- [Records for the task]:
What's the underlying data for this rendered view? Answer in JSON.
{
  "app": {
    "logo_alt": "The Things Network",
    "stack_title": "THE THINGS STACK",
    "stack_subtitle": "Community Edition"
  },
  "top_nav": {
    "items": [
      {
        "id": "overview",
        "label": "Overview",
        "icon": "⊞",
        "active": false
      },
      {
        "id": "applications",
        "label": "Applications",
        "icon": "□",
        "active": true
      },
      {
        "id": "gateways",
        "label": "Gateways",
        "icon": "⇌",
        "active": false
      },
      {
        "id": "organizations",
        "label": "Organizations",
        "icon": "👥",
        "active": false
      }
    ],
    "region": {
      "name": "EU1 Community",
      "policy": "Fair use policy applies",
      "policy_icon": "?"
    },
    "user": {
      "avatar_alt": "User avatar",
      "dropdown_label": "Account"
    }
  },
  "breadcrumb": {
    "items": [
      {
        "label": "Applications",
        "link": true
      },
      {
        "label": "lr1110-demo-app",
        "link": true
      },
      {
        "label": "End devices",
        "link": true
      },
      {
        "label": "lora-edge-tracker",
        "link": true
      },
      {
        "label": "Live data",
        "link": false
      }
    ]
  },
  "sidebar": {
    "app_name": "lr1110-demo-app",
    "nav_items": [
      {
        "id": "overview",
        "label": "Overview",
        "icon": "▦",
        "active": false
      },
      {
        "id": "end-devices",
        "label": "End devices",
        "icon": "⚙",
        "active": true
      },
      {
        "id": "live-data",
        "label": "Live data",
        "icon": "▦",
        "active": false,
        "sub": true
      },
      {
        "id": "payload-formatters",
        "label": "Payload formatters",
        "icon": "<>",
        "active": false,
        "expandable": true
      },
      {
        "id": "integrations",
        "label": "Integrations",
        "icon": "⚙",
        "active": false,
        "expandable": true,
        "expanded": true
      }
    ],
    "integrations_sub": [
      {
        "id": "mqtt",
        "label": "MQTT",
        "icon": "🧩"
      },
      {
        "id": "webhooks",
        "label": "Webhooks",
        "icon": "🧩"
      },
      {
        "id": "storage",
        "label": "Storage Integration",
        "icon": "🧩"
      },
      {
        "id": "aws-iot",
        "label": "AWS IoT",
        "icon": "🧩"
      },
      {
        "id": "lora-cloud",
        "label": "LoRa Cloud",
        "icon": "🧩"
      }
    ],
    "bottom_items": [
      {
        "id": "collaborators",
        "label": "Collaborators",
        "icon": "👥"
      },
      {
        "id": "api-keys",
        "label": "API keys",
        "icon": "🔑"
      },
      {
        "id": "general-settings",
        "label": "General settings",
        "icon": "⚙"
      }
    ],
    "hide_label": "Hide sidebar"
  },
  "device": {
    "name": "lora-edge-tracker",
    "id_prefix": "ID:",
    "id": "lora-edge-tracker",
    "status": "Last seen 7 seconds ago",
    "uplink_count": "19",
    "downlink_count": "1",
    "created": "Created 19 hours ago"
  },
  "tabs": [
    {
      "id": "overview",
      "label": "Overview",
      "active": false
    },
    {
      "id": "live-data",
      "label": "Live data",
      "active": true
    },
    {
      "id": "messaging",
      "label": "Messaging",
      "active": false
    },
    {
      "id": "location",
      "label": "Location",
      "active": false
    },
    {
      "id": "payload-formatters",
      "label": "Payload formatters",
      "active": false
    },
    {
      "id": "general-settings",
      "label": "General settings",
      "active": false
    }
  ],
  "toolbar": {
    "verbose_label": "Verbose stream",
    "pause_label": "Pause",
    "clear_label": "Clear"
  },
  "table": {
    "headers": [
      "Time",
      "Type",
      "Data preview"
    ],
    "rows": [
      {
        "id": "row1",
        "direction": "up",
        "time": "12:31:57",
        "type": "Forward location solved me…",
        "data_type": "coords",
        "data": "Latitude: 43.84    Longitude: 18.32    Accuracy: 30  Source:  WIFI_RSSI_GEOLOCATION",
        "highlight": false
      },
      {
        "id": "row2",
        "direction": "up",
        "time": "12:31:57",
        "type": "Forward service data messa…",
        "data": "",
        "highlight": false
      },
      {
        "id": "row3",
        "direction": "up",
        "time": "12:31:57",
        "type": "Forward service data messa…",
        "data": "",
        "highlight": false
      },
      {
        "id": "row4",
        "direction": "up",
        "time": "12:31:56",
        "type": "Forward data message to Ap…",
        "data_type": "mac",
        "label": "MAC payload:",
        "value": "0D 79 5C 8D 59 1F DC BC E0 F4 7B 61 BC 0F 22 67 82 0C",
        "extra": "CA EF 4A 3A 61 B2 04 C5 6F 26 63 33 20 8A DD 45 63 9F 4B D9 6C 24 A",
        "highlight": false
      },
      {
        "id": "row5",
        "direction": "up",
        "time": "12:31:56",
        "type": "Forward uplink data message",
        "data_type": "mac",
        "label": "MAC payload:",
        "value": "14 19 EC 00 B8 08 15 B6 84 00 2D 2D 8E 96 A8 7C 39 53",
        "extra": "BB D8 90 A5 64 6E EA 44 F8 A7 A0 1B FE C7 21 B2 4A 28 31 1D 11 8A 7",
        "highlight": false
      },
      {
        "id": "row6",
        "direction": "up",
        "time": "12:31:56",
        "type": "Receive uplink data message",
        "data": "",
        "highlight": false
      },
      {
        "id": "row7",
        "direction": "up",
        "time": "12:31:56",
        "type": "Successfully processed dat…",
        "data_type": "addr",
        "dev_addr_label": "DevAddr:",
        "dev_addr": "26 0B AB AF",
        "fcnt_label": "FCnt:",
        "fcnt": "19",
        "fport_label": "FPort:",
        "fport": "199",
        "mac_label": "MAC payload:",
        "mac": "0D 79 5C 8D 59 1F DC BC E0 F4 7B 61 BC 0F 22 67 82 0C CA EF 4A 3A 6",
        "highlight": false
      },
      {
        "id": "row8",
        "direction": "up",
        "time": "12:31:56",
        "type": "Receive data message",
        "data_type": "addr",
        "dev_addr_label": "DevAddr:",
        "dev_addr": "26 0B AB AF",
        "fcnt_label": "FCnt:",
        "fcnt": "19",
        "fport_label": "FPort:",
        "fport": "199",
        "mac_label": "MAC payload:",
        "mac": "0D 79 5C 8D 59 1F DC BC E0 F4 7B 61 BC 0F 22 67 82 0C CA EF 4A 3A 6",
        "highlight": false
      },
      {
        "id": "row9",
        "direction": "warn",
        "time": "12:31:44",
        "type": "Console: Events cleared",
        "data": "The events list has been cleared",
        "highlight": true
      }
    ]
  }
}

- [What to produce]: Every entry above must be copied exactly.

- [Solution]:
What's the underlying data for this rendered view? Answer in JSON.
{
  "app": {
    "logo_alt": "The Things Network",
    "stack_title": "THE THINGS STACK",
    "stack_subtitle": "Community Edition"
  },
  "top_nav": {
    "items": [
      {
        "id": "overview",
        "label": "Overview",
        "icon": "⊞",
        "active": false
      },
      {
        "id": "applications",
        "label": "Applications",
        "icon": "□",
        "active": true
      },
      {
        "id": "gateways",
        "label": "Gateways",
        "icon": "⇌",
        "active": false
      },
      {
        "id": "organizations",
        "label": "Organizations",
        "icon": "👥",
        "active": false
      }
    ],
    "region": {
      "name": "EU1 Community",
      "policy": "Fair use policy applies",
      "policy_icon": "?"
    },
    "user": {
      "avatar_alt": "User avatar",
      "dropdown_label": "Account"
    }
  },
  "breadcrumb": {
    "items": [
      {
        "label": "Applications",
        "link": true
      },
      {
        "label": "lr1110-demo-app",
        "link": true
      },
      {
        "label": "End devices",
        "link": true
      },
      {
        "label": "lora-edge-tracker",
        "link": true
      },
      {
        "label": "Live data",
        "link": false
      }
    ]
  },
  "sidebar": {
    "app_name": "lr1110-demo-app",
    "nav_items": [
      {
        "id": "overview",
        "label": "Overview",
        "icon": "▦",
        "active": false
      },
      {
        "id": "end-devices",
        "label": "End devices",
        "icon": "⚙",
        "active": true
      },
      {
        "id": "live-data",
        "label": "Live data",
        "icon": "▦",
        "active": false,
        "sub": true
      },
      {
        "id": "payload-formatters",
        "label": "Payload formatters",
        "icon": "<>",
        "active": false,
        "expandable": true
      },
      {
        "id": "integrations",
        "label": "Integrations",
        "icon": "⚙",
        "active": false,
        "expandable": true,
        "expanded": true
      }
    ],
    "integrations_sub": [
      {
        "id": "mqtt",
        "label": "MQTT",
        "icon": "🧩"
      },
      {
        "id": "webhooks",
        "label": "Webhooks",
        "icon": "🧩"
      },
      {
        "id": "storage",
        "label": "Storage Integration",
        "icon": "🧩"
      },
      {
        "id": "aws-iot",
        "label": "AWS IoT",
        "icon": "🧩"
      },
      {
        "id": "lora-cloud",
        "label": "LoRa Cloud",
        "icon": "🧩"
      }
    ],
    "bottom_items": [
      {
        "id": "collaborators",
        "label": "Collaborators",
        "icon": "👥"
      },
      {
        "id": "api-keys",
        "label": "API keys",
        "icon": "🔑"
      },
      {
        "id": "general-settings",
        "label": "General settings",
        "icon": "⚙"
      }
    ],
    "hide_label": "Hide sidebar"
  },
  "device": {
    "name": "lora-edge-tracker",
    "id_prefix": "ID:",
    "id": "lora-edge-tracker",
    "status": "Last seen 7 seconds ago",
    "uplink_count": "19",
    "downlink_count": "1",
    "created": "Created 19 hours ago"
  },
  "tabs": [
    {
      "id": "overview",
      "label": "Overview",
      "active": false
    },
    {
      "id": "live-data",
      "label": "Live data",
      "active": true
    },
    {
      "id": "messaging",
      "label": "Messaging",
      "active": false
    },
    {
      "id": "location",
      "label": "Location",
      "active": false
    },
    {
      "id": "payload-formatters",
      "label": "Payload formatters",
      "active": false
    },
    {
      "id": "general-settings",
      "label": "General settings",
      "active": false
    }
  ],
  "toolbar": {
    "verbose_label": "Verbose stream",
    "pause_label": "Pause",
    "clear_label": "Clear"
  },
  "table": {
    "headers": [
      "Time",
      "Type",
      "Data preview"
    ],
    "rows": [
      {
        "id": "row1",
        "direction": "up",
        "time": "12:31:57",
        "type": "Forward location solved me…",
        "data_type": "coords",
        "data": "Latitude: 43.84    Longitude: 18.32    Accuracy: 30  Source:  WIFI_RSSI_GEOLOCATION",
        "highlight": false
      },
      {
        "id": "row2",
        "direction": "up",
        "time": "12:31:57",
        "type": "Forward service data messa…",
        "data": "",
        "highlight": false
      },
      {
        "id": "row3",
        "direction": "up",
        "time": "12:31:57",
        "type": "Forward service data messa…",
        "data": "",
        "highlight": false
      },
      {
        "id": "row4",
        "direction": "up",
        "time": "12:31:56",
        "type": "Forward data message to Ap…",
        "data_type": "mac",
        "label": "MAC payload:",
        "value": "0D 79 5C 8D 59 1F DC BC E0 F4 7B 61 BC 0F 22 67 82 0C",
        "extra": "CA EF 4A 3A 61 B2 04 C5 6F 26 63 33 20 8A DD 45 63 9F 4B D9 6C 24 A",
        "highlight": false
      },
      {
        "id": "row5",
        "direction": "up",
        "time": "12:31:56",
        "type": "Forward uplink data message",
        "data_type": "mac",
        "label": "MAC payload:",
        "value": "14 19 EC 00 B8 08 15 B6 84 00 2D 2D 8E 96 A8 7C 39 53",
        "extra": "BB D8 90 A5 64 6E EA 44 F8 A7 A0 1B FE C7 21 B2 4A 28 31 1D 11 8A 7",
        "highlight": false
      },
      {
        "id": "row6",
        "direction": "up",
        "time": "12:31:56",
        "type": "Receive uplink data message",
        "data": "",
        "highlight": false
      },
      {
        "id": "row7",
        "direction": "up",
        "time": "12:31:56",
        "type": "Successfully processed dat…",
        "data_type": "addr",
        "dev_addr_label": "DevAddr:",
        "dev_addr": "26 0B AB AF",
        "fcnt_label": "FCnt:",
        "fcnt": "19",
        "fport_label": "FPort:",
        "fport": "199",
        "mac_label": "MAC payload:",
        "mac": "0D 79 5C 8D 59 1F DC BC E0 F4 7B 61 BC 0F 22 67 82 0C CA EF 4A 3A 6",
        "highlight": false
      },
      {
        "id": "row8",
        "direction": "up",
        "time": "12:31:56",
        "type": "Receive data message",
        "data_type": "addr",
        "dev_addr_label": "DevAddr:",
        "dev_addr": "26 0B AB AF",
        "fcnt_label": "FCnt:",
        "fcnt": "19",
        "fport_label": "FPort:",
        "fport": "199",
        "mac_label": "MAC payload:",
        "mac": "0D 79 5C 8D 59 1F DC BC E0 F4 7B 61 BC 0F 22 67 82 0C CA EF 4A 3A 6",
        "highlight": false
      },
      {
        "id": "row9",
        "direction": "warn",
        "time": "12:31:44",
        "type": "Console: Events cleared",
        "data": "The events list has been cleared",
        "highlight": true
      }
    ]
  }
}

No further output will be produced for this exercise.